:: WHAT THIS TASK INVOLVES ::
Among the entries below, find every line that has "chemical" and pull it out.

(Source data)
⟨

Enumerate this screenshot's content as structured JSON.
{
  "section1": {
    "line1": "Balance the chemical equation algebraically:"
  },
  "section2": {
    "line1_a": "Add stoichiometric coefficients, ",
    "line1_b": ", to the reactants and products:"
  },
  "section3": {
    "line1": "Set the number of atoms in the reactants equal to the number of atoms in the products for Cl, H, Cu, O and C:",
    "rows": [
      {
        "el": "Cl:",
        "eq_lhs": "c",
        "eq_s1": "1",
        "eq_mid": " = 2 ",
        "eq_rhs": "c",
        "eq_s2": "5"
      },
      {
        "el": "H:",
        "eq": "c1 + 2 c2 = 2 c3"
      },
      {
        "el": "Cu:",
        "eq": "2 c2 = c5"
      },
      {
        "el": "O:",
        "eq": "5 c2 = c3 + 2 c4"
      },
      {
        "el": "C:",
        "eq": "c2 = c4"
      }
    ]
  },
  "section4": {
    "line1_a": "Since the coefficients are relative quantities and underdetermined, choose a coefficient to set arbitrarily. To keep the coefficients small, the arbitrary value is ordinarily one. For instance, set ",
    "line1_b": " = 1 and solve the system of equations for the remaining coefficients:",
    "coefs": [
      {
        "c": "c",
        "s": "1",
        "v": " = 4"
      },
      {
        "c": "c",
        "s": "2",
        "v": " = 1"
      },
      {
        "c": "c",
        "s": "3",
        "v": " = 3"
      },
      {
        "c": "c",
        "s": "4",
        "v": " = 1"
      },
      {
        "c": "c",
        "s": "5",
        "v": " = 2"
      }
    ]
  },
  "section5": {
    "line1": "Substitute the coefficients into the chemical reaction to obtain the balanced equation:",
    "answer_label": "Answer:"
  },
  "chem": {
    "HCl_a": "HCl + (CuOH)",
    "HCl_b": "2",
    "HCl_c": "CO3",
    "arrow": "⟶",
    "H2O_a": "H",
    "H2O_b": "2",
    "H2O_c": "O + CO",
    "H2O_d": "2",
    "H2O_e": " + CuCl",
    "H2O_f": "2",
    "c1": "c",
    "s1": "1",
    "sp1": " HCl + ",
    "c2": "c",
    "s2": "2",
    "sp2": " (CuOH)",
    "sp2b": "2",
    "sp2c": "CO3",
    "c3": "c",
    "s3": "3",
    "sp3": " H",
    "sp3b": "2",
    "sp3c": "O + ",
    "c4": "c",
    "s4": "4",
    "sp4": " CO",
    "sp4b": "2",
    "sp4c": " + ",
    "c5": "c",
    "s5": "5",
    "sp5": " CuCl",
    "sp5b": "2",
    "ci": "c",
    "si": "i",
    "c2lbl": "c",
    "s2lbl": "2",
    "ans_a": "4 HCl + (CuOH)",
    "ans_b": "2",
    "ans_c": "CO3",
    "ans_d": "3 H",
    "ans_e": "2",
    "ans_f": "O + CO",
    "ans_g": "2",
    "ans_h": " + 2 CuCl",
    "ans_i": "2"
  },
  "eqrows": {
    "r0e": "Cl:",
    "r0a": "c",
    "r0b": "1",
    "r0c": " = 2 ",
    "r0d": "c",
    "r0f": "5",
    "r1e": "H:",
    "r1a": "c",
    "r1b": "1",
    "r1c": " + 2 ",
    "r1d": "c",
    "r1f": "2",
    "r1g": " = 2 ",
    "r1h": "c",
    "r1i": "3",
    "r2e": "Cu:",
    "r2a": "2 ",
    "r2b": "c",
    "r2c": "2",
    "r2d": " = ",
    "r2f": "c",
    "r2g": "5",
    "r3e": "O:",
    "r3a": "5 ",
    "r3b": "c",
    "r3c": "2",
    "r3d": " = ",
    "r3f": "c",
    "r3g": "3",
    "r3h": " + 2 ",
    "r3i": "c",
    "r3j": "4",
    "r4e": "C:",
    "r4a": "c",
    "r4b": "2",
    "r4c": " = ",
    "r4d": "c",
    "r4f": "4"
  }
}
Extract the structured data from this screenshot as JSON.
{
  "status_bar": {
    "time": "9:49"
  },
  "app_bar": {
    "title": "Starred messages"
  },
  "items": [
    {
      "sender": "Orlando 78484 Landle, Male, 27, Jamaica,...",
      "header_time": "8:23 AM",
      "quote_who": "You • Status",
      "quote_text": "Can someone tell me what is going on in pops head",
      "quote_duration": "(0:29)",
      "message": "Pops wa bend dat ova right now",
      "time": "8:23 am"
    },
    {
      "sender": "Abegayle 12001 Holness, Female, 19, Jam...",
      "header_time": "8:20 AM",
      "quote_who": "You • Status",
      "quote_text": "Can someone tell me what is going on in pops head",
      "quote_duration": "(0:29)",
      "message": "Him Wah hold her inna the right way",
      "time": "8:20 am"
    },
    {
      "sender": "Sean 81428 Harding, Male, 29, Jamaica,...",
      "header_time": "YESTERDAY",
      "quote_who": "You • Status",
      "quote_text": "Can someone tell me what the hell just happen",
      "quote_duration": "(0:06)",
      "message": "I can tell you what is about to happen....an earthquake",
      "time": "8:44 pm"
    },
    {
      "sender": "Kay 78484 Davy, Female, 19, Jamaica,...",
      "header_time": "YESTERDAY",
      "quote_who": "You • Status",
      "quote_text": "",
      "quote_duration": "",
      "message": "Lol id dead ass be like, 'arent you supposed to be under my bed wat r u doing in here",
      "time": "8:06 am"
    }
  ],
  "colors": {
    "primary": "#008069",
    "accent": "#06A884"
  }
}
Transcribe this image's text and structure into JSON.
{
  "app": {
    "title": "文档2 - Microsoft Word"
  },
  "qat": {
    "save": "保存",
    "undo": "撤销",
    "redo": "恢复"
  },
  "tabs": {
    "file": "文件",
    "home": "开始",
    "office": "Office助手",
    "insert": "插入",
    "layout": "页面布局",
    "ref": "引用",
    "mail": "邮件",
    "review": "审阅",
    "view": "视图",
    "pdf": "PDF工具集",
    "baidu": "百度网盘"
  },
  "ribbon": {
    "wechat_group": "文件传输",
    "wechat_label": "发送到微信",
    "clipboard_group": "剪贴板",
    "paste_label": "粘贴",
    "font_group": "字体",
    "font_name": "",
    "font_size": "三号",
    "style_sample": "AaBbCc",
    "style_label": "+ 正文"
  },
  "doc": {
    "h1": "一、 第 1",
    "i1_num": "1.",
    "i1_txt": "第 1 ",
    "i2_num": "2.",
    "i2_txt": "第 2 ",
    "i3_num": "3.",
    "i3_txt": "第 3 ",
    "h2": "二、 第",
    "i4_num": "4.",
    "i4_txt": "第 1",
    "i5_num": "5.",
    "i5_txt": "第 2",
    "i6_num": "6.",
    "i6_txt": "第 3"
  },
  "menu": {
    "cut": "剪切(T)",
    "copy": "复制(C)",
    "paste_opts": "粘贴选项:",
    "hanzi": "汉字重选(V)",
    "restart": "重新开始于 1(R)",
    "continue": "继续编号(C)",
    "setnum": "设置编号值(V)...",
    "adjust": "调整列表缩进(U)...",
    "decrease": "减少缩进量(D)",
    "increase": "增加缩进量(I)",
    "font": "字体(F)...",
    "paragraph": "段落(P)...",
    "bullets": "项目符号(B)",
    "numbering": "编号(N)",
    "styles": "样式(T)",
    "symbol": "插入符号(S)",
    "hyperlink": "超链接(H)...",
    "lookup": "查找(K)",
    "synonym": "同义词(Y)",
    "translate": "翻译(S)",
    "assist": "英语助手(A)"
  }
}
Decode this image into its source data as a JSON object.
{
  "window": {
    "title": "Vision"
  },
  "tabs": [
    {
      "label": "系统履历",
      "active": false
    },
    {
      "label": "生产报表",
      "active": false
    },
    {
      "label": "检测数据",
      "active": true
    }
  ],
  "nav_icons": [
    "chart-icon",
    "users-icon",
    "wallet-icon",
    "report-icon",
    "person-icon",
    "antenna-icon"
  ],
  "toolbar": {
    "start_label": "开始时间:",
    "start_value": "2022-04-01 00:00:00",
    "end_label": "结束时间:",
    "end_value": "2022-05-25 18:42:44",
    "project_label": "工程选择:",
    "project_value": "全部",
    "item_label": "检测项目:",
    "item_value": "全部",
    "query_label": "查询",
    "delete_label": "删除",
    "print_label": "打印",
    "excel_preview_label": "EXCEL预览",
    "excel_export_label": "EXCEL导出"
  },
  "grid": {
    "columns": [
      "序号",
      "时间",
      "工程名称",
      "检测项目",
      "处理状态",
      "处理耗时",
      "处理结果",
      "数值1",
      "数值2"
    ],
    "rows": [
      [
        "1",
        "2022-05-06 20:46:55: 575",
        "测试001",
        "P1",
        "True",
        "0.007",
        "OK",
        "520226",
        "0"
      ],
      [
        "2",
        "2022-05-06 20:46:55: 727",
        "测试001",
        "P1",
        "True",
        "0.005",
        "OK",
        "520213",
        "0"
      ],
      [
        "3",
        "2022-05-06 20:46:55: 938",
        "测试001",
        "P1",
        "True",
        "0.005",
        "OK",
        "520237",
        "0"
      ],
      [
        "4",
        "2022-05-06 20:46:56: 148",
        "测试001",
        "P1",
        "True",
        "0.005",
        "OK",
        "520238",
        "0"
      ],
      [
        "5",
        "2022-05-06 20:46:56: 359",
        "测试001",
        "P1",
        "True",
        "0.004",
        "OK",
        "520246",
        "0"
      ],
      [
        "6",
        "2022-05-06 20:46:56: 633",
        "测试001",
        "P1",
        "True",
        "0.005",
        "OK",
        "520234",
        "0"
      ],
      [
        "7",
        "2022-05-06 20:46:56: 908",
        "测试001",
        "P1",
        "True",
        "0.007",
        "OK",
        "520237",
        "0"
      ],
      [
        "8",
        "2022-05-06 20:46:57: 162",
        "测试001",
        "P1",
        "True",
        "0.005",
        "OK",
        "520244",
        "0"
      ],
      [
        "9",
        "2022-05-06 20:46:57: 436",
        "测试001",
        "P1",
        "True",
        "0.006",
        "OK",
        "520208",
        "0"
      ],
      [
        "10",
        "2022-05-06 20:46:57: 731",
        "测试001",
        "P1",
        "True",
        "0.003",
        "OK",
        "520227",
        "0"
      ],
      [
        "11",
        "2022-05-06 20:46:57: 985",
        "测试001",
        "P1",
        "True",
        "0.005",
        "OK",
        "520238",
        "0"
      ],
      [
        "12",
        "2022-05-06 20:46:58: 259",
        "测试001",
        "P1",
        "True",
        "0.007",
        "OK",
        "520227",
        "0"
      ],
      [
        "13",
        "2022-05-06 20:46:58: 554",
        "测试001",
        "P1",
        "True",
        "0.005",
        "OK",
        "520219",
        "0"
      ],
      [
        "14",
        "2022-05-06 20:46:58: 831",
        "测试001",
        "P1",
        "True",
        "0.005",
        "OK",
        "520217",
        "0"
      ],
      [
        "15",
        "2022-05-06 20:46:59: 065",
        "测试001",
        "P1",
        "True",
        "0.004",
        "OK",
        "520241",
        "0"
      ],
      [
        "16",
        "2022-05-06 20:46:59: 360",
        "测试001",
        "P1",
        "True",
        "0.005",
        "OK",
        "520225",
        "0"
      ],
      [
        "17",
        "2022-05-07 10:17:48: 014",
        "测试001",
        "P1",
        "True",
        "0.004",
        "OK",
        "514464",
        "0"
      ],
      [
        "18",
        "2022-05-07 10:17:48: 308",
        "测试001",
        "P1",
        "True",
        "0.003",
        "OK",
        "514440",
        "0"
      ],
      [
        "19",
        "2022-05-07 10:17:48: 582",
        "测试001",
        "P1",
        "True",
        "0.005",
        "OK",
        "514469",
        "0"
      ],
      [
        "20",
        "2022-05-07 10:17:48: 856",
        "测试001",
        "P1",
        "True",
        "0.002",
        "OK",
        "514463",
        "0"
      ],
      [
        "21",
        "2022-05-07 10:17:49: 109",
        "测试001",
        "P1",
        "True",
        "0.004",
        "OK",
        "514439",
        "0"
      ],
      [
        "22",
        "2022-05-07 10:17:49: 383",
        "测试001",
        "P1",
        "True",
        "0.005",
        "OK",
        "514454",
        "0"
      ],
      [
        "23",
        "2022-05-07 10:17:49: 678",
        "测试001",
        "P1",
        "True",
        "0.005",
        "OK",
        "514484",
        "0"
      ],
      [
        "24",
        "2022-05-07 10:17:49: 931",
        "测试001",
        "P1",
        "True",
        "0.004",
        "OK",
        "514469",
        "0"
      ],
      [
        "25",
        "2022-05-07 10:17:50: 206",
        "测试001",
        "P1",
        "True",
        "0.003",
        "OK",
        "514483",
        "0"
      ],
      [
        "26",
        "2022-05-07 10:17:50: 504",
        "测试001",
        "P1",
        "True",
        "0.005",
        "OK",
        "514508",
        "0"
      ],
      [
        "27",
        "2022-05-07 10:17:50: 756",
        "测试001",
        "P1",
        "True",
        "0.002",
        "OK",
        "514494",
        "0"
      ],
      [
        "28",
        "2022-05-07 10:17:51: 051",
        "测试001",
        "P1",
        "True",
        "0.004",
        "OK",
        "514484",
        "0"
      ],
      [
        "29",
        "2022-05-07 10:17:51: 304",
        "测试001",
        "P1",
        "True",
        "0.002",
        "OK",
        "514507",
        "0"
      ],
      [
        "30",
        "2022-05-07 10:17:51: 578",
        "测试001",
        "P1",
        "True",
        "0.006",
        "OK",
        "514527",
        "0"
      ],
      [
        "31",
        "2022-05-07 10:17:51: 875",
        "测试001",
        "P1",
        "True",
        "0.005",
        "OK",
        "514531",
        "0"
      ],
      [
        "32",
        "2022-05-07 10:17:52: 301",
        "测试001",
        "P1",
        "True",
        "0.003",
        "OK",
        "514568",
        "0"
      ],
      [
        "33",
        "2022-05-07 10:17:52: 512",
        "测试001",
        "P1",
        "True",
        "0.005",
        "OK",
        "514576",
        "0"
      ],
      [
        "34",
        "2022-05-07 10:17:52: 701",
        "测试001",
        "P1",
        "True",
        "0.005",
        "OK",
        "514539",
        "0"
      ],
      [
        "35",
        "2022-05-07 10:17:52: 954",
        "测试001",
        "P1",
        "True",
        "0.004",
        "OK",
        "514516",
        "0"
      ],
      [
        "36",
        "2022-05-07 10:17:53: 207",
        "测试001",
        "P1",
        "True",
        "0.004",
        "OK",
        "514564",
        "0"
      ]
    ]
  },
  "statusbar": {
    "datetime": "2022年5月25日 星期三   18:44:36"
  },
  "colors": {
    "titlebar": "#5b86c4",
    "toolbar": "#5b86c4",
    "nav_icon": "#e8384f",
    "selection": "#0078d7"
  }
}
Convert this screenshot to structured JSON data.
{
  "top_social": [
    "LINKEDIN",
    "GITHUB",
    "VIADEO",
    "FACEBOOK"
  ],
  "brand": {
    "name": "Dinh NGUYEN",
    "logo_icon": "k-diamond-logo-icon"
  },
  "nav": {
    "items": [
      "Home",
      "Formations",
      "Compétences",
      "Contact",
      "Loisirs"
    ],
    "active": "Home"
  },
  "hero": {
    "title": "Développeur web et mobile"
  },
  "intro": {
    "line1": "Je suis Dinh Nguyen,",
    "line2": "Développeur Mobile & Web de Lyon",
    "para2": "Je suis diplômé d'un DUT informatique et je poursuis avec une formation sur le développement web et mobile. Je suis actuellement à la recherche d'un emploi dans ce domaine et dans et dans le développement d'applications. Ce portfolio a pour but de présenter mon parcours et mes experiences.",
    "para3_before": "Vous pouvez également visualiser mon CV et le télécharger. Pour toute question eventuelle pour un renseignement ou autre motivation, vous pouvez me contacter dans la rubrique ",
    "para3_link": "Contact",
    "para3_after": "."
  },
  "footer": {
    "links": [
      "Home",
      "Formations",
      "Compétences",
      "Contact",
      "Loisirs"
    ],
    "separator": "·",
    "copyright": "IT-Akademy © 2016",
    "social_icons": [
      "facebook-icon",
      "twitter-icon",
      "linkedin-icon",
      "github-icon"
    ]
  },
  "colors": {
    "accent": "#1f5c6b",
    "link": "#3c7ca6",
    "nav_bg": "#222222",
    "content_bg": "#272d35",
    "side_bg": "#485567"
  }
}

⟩

:: EXERCISE OUTPUT ::
    "line1": "Balance the chemical equation algebraically:"
    "line1": "Substitute the coefficients into the chemical reaction to obtain the balanced equation:",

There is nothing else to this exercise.